Krauss’s scathing dismissal of metaphysics drew some scorn from contemporary philosophers, and in reply Krauss half-apologized, snidely stating, “So, to those philosophers I may have unjustly offended by seemingly blanket statements about the field, I apologize. I value your intelligent conversation and the insights of anyone who thinks carefully about our universe and who is willing to guide their thinking based on the evidence of reality. To those who wish to impose their definition of reality abstractly, independent of emerging empirical knowledge and the changing questions that go with it, and call that either philosophy or theology, I would say this: Please go on talking to each other, and let the rest of us get on with the goal of learning more about nature.”
Of course, Krauss’s ideas rely on a materialist worldview, as well as an evidentialist one, materialism and evidentialism both being philosophies, grounded in historical dialogue. In the realm of modern scientism, peddled by the so-called New Atheists (most famously Richard Dawkins), there is no room for a reality outside of the objective.
Now, on that note, I want nothing more than to hark back to Kierkegaard’s views on the two “insanities,” one of which is objective madness: being so utterly enamored with and taken over by the objective world that subjectivity no longer matters. Subjectivity dies under the purview of scientism, as do mentalism, idealism, existentialism, and various other philosophies which assert the existence of subjective realities that can exist alongside objectivity. The death of subjectivity is a terrifying concept. It is not the business of science to become so imperialistic as to deny all other forms of knowledge and understanding as “pseudo-science” or flat-out wrong. Science is a beautiful tool that, alongside philosophical domains such as ethics, aesthetics and, yes, even metaphysics, helps to build upon humanity’s heritage of coming to terms with and understanding the world. If we are to leave it to science to determine what is ethically right or wrong (as Dawkins suggests, at least to a degree) via biology, neuroscience, etc., are we really doing morality a favor? How can science so finely tune our ideas as to tell us what is right and wrong in every sense or context? Or, more broadly, how can science truly distinguish being from non-being, or categorical ontologies? Take those presented by Sartre, who made a distinction between different types of “being,” describing the nature of being for objects and subjects as fundamentally different. For scientism, since there is no empirical evidence for these states in a purely objective world, Sartre is simply wrong. He doesn’t “keep up with science,” as Hawking would proudly assert.
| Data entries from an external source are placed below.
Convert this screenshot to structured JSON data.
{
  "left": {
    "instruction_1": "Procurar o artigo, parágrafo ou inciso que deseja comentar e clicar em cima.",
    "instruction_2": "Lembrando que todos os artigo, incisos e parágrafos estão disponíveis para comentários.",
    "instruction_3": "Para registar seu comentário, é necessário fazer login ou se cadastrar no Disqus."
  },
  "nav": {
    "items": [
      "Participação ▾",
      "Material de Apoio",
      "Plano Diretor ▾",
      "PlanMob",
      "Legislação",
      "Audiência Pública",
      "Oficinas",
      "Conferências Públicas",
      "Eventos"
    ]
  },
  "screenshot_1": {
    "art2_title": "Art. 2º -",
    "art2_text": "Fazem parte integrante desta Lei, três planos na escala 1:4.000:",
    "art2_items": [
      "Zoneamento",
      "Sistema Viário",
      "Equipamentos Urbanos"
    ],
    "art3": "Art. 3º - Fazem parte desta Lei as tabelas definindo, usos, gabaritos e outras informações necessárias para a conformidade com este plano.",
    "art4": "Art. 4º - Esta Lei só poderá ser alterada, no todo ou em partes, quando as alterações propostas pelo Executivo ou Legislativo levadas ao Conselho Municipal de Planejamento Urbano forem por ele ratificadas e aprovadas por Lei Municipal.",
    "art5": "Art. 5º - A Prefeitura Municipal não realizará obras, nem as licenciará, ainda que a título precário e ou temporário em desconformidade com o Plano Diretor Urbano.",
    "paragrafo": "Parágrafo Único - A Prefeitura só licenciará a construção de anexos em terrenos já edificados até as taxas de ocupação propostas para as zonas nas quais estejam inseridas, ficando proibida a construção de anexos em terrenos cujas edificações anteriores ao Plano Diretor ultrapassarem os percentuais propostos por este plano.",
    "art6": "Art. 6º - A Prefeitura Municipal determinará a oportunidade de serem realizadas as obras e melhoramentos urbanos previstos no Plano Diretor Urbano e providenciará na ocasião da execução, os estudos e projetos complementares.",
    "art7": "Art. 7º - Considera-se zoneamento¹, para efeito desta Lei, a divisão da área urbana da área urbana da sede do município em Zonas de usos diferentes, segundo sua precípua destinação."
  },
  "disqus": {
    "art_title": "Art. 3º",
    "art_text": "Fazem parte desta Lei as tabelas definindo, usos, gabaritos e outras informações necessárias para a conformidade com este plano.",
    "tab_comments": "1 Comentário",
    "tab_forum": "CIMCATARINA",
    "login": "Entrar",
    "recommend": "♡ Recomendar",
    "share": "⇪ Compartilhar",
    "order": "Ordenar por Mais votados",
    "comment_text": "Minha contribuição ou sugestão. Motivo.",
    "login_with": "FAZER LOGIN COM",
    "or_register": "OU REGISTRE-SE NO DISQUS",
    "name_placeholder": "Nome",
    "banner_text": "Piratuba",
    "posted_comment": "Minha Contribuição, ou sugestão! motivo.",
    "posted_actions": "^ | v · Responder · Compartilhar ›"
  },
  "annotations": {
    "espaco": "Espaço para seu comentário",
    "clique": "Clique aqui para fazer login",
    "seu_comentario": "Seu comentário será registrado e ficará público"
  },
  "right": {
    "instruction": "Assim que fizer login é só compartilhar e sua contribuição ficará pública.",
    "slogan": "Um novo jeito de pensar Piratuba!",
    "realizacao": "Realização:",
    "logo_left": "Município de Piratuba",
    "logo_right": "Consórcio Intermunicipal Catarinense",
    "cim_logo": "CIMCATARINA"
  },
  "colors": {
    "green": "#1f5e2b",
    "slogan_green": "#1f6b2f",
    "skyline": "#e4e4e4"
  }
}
How much of that notion is true? Is it a lack of scientific rigor that puts philosophy under the heels of scientism? Or, rather, is it a difference in description? A language game, that is. Scientism’s puerile dismissal of anything remotely “abstract” does an injustice to science itself!
Science is wonderful, but scientism is arrogant and perhaps even dangerous. (Read: technocracy.) Both science and philosophy have long engaged in dialectic and debate, and to simply sweep one or all disciplines from the playing field in order to usher in the dominance of one denies the real multitude of knowledge and truths that we have as a species.